Philemon 1:14

“I preferred to do nothing without your consent in order that your goodness might not be by compulsion but of your own accord” (Phile. 14).

Paul’s letter to Philemon is remarkable for a variety of reasons, one of which is the apostle’s reticence to come right out and command Philemon to do that which Paul wanted him to do. We know, for example, that Paul desired to see Onesimus and Philemon reconciled, with Philemon forgiving his runaway slave for past wrongs (vv. 15–16). Yet the apostle does not directly lay out all that this reconciliation would mean. Nevertheless, we are able to discern from the apostle’s words the direction that he hoped Philemon would take. In this case, it seems almost certain that Paul finally wanted to see Philemon release from bondage his new Christian brother.

Today’s passage points us to this conclusion. Paul refers to the “goodness” that he hoped to see from Philemon, a word that is perhaps better translated “good deed,” as in other English versions of the Bible. Several Jewish writers in Paul’s day, when they were talking about slavery, spoke of the manumission of slaves as a good deed that pious Jews could perform. Philo, the eminent first-century Jewish philosopher, for instance, wrote about this in The Contemplative Life. It is hard to know how acquainted Paul was with Philo’s thinking, but it is plain that he was well-versed in the Mosaic law, which provides for the manumission of a Jewish slave who has served for six years unless the slave desires to continue working for his master (Ex. 21:1–6). It is reasonable to assume Paul would have applied this principle to his own setting, believing that Christian slavemasters should eventually free their Christian slaves if the slaves wanted to go and if they could make it on their own.

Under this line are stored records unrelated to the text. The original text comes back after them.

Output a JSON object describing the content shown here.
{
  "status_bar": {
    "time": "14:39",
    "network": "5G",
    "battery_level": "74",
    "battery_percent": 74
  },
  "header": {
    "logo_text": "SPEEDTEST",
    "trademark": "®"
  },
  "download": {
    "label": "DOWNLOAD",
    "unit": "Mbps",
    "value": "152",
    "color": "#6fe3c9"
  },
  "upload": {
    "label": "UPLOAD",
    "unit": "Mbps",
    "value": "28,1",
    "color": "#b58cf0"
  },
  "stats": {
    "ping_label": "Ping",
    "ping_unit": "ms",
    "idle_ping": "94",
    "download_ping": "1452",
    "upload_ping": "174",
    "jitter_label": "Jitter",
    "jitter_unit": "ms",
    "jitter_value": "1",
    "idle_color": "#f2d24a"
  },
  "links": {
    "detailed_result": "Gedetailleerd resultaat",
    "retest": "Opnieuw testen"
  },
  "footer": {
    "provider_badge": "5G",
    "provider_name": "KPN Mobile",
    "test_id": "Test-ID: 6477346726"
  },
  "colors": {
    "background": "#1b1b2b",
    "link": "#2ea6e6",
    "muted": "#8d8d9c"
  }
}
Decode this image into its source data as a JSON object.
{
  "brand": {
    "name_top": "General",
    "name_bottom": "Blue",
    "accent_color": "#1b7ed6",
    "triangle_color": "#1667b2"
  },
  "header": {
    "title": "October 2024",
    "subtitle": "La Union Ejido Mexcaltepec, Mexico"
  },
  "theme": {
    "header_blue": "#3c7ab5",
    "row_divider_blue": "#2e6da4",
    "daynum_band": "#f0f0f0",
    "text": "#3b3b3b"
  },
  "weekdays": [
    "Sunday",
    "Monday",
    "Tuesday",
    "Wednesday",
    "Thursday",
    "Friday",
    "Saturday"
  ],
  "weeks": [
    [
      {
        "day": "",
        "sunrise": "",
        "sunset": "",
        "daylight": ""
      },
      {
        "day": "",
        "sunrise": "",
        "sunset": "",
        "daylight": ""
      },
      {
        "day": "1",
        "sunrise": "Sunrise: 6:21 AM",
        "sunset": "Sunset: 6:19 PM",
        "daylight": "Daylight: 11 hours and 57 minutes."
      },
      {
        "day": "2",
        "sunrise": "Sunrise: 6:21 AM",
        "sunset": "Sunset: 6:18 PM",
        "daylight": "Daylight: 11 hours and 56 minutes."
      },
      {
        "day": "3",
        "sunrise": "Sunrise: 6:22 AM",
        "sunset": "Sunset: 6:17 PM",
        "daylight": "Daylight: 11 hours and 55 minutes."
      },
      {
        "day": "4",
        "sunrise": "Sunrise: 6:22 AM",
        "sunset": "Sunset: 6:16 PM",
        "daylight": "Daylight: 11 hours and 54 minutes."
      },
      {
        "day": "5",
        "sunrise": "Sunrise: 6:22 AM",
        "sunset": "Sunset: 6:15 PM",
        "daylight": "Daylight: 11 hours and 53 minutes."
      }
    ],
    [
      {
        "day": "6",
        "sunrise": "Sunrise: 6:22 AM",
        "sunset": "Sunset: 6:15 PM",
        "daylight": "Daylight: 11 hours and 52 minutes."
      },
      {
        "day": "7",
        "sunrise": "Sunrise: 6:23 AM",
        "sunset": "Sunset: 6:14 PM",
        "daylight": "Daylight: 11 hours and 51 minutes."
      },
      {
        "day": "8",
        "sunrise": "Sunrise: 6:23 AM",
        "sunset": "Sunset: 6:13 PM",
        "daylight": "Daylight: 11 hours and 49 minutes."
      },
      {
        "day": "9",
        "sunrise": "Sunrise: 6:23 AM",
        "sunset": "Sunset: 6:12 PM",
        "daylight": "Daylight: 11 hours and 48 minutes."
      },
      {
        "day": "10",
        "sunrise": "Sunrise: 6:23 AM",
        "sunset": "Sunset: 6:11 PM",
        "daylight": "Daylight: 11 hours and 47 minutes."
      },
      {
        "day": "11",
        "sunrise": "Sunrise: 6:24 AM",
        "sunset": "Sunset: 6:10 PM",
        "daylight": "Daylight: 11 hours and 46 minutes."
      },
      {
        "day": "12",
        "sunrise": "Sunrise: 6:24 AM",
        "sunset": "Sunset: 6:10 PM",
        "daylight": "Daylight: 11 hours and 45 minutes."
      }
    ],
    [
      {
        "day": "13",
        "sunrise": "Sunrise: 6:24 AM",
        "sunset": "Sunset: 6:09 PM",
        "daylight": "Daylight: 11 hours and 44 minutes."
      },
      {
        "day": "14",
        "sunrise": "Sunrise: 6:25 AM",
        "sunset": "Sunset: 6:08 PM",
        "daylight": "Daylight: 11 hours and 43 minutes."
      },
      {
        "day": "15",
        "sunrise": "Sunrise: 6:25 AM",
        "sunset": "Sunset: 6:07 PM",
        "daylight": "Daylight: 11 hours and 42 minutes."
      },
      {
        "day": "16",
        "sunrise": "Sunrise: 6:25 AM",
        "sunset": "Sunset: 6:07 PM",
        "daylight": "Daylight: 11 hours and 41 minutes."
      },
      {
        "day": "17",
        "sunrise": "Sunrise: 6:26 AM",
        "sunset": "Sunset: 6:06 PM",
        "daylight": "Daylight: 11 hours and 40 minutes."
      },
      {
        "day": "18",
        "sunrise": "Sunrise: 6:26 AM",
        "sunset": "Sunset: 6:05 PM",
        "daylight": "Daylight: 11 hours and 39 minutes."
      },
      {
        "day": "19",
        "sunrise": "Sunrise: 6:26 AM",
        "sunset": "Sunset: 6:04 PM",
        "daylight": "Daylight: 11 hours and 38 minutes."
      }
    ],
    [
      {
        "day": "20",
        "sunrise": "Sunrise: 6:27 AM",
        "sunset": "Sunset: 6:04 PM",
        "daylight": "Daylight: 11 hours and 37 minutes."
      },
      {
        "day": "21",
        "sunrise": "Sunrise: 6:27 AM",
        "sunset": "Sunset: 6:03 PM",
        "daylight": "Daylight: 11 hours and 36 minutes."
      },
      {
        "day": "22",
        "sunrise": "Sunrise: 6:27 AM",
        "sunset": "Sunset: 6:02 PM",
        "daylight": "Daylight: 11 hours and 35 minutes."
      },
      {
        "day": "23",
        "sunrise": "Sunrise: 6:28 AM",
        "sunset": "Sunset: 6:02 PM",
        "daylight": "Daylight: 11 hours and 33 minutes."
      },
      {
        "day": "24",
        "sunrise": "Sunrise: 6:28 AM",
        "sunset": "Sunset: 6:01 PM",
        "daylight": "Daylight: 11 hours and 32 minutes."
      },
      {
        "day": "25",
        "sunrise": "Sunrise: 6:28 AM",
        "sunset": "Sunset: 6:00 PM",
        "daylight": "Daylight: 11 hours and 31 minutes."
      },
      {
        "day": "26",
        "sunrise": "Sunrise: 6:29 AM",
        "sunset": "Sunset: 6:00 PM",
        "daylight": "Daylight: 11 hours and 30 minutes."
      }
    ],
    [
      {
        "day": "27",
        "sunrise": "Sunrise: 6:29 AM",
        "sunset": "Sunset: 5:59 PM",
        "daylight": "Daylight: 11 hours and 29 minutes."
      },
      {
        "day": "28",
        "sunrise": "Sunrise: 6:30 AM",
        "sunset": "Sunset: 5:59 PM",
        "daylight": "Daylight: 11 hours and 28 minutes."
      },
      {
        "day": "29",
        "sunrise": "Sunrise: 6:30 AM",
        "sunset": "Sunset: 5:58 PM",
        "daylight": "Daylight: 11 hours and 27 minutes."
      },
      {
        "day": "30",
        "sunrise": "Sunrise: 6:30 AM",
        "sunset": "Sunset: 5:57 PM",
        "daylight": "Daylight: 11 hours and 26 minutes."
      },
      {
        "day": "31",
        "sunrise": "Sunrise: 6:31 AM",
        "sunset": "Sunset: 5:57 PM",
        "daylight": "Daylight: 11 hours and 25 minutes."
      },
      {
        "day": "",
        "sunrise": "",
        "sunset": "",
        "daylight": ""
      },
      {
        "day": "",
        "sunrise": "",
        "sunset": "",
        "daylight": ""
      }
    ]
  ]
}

Even if Paul never says it directly, the epistle before us makes it fairly clear that he wanted Philemon to release Onesimus. There appears to be several reasons why the apostle never makes his desire explicit, but one may be that he wanted Philemon to display Christian maturity and make the right decision without having to be told what was right, guided by the Spirit and motivated by love for God and neighbor. In his desire to do nothing without Philemon’s consent and without compelling him (v. 14), Paul uses language that alludes to making a choice after thoroughly considering the matter and settling upon a course of action in one’s heart. The apostle wants the right decision truly to be Philemon’s own, reflecting the formation of a true Christian character.

Coram Deo

Today’s passage reminds us, as John Calvin says, that “no sacrifices are acceptable to God but those which are freely offered.” Because we still struggle with the presence of sin in our hearts and minds, we must daily be working to nurture godly motivations for our good works. Daily we should be praying that the Lord would fill us with a love for Him and our neighbors that would move us to do what is right without compulsion.

For Further Study